Your task is to print each entry exactly as written.

Excerpts from an interface dataset:
┏━━

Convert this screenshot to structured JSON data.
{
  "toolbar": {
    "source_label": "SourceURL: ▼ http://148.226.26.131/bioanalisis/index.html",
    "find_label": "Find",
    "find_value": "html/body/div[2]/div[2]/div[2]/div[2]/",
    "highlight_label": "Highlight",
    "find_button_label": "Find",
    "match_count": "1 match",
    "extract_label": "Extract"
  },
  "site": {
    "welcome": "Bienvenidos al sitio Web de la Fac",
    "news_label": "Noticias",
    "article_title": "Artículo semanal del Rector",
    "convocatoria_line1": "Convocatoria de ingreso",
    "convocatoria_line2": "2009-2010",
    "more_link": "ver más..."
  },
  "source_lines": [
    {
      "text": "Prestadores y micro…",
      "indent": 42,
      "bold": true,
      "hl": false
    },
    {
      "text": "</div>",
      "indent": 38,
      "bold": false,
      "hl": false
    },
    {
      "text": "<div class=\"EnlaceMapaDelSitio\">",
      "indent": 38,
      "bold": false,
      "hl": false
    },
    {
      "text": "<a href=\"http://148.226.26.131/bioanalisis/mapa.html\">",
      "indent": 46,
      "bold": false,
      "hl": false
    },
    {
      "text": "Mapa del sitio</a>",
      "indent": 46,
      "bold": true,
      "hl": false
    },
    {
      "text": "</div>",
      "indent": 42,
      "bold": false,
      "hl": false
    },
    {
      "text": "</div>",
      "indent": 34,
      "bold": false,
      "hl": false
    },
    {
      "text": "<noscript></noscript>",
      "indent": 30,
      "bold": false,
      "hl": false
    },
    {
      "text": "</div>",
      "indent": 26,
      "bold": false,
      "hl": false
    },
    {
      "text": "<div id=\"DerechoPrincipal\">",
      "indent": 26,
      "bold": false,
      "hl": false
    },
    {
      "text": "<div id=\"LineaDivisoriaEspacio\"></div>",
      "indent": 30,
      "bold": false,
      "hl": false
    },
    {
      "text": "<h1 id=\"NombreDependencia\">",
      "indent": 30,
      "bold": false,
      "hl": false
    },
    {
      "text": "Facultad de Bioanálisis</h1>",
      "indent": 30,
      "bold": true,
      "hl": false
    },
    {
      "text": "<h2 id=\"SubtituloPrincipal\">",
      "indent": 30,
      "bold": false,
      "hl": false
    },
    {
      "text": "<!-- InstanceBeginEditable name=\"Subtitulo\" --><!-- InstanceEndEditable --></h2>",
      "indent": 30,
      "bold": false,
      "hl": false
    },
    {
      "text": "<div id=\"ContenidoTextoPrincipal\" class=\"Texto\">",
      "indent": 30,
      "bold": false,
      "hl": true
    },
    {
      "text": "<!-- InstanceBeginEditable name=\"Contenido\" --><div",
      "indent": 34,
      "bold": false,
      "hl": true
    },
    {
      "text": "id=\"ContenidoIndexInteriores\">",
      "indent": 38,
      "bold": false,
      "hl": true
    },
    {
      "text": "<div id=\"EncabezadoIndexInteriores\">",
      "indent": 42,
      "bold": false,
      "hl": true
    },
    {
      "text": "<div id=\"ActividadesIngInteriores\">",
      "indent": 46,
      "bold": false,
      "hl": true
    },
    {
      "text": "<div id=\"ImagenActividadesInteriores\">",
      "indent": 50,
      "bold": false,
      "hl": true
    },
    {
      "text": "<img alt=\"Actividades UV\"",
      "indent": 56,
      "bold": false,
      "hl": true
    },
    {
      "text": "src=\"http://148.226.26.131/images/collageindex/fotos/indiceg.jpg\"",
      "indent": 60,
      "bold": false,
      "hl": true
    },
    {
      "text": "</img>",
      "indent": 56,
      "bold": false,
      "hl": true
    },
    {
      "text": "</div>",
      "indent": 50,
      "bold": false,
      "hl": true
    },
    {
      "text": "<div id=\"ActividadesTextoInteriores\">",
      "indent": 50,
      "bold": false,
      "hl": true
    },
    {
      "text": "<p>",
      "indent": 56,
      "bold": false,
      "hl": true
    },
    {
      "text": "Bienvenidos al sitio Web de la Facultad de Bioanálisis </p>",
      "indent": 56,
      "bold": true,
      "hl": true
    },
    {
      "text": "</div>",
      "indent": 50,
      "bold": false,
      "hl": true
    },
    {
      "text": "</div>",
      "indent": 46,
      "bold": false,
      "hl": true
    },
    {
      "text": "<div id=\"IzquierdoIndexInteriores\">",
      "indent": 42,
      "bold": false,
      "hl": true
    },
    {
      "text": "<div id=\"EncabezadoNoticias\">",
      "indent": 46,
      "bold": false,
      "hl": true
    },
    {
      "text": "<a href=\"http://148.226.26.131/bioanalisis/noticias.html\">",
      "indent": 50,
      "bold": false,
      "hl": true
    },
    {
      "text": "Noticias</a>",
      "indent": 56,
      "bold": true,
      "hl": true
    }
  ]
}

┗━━

Written answer ->
Convert this screenshot to structured JSON data.
{
  "toolbar": {
    "source_label": "SourceURL: ▼ http://148.226.26.131/bioanalisis/index.html",
    "find_label": "Find",
    "find_value": "html/body/div[2]/div[2]/div[2]/div[2]/",
    "highlight_label": "Highlight",
    "find_button_label": "Find",
    "match_count": "1 match",
    "extract_label": "Extract"
  },
  "site": {
    "welcome": "Bienvenidos al sitio Web de la Fac",
    "news_label": "Noticias",
    "article_title": "Artículo semanal del Rector",
    "convocatoria_line1": "Convocatoria de ingreso",
    "convocatoria_line2": "2009-2010",
    "more_link": "ver más..."
  },
  "source_lines": [
    {
      "text": "Prestadores y micro…",
      "indent": 42,
      "bold": true,
      "hl": false
    },
    {
      "text": "</div>",
      "indent": 38,
      "bold": false,
      "hl": false
    },
    {
      "text": "<div class=\"EnlaceMapaDelSitio\">",
      "indent": 38,
      "bold": false,
      "hl": false
    },
    {
      "text": "<a href=\"http://148.226.26.131/bioanalisis/mapa.html\">",
      "indent": 46,
      "bold": false,
      "hl": false
    },
    {
      "text": "Mapa del sitio</a>",
      "indent": 46,
      "bold": true,
      "hl": false
    },
    {
      "text": "</div>",
      "indent": 42,
      "bold": false,
      "hl": false
    },
    {
      "text": "</div>",
      "indent": 34,
      "bold": false,
      "hl": false
    },
    {
      "text": "<noscript></noscript>",
      "indent": 30,
      "bold": false,
      "hl": false
    },
    {
      "text": "</div>",
      "indent": 26,
      "bold": false,
      "hl": false
    },
    {
      "text": "<div id=\"DerechoPrincipal\">",
      "indent": 26,
      "bold": false,
      "hl": false
    },
    {
      "text": "<div id=\"LineaDivisoriaEspacio\"></div>",
      "indent": 30,
      "bold": false,
      "hl": false
    },
    {
      "text": "<h1 id=\"NombreDependencia\">",
      "indent": 30,
      "bold": false,
      "hl": false
    },
    {
      "text": "Facultad de Bioanálisis</h1>",
      "indent": 30,
      "bold": true,
      "hl": false
    },
    {
      "text": "<h2 id=\"SubtituloPrincipal\">",
      "indent": 30,
      "bold": false,
      "hl": false
    },
    {
      "text": "<!-- InstanceBeginEditable name=\"Subtitulo\" --><!-- InstanceEndEditable --></h2>",
      "indent": 30,
      "bold": false,
      "hl": false
    },
    {
      "text": "<div id=\"ContenidoTextoPrincipal\" class=\"Texto\">",
      "indent": 30,
      "bold": false,
      "hl": true
    },
    {
      "text": "<!-- InstanceBeginEditable name=\"Contenido\" --><div",
      "indent": 34,
      "bold": false,
      "hl": true
    },
    {
      "text": "id=\"ContenidoIndexInteriores\">",
      "indent": 38,
      "bold": false,
      "hl": true
    },
    {
      "text": "<div id=\"EncabezadoIndexInteriores\">",
      "indent": 42,
      "bold": false,
      "hl": true
    },
    {
      "text": "<div id=\"ActividadesIngInteriores\">",
      "indent": 46,
      "bold": false,
      "hl": true
    },
    {
      "text": "<div id=\"ImagenActividadesInteriores\">",
      "indent": 50,
      "bold": false,
      "hl": true
    },
    {
      "text": "<img alt=\"Actividades UV\"",
      "indent": 56,
      "bold": false,
      "hl": true
    },
    {
      "text": "src=\"http://148.226.26.131/images/collageindex/fotos/indiceg.jpg\"",
      "indent": 60,
      "bold": false,
      "hl": true
    },
    {
      "text": "</img>",
      "indent": 56,
      "bold": false,
      "hl": true
    },
    {
      "text": "</div>",
      "indent": 50,
      "bold": false,
      "hl": true
    },
    {
      "text": "<div id=\"ActividadesTextoInteriores\">",
      "indent": 50,
      "bold": false,
      "hl": true
    },
    {
      "text": "<p>",
      "indent": 56,
      "bold": false,
      "hl": true
    },
    {
      "text": "Bienvenidos al sitio Web de la Facultad de Bioanálisis </p>",
      "indent": 56,
      "bold": true,
      "hl": true
    },
    {
      "text": "</div>",
      "indent": 50,
      "bold": false,
      "hl": true
    },
    {
      "text": "</div>",
      "indent": 46,
      "bold": false,
      "hl": true
    },
    {
      "text": "<div id=\"IzquierdoIndexInteriores\">",
      "indent": 42,
      "bold": false,
      "hl": true
    },
    {
      "text": "<div id=\"EncabezadoNoticias\">",
      "indent": 46,
      "bold": false,
      "hl": true
    },
    {
      "text": "<a href=\"http://148.226.26.131/bioanalisis/noticias.html\">",
      "indent": 50,
      "bold": false,
      "hl": true
    },
    {
      "text": "Noticias</a>",
      "indent": 56,
      "bold": true,
      "hl": true
    }
  ]
}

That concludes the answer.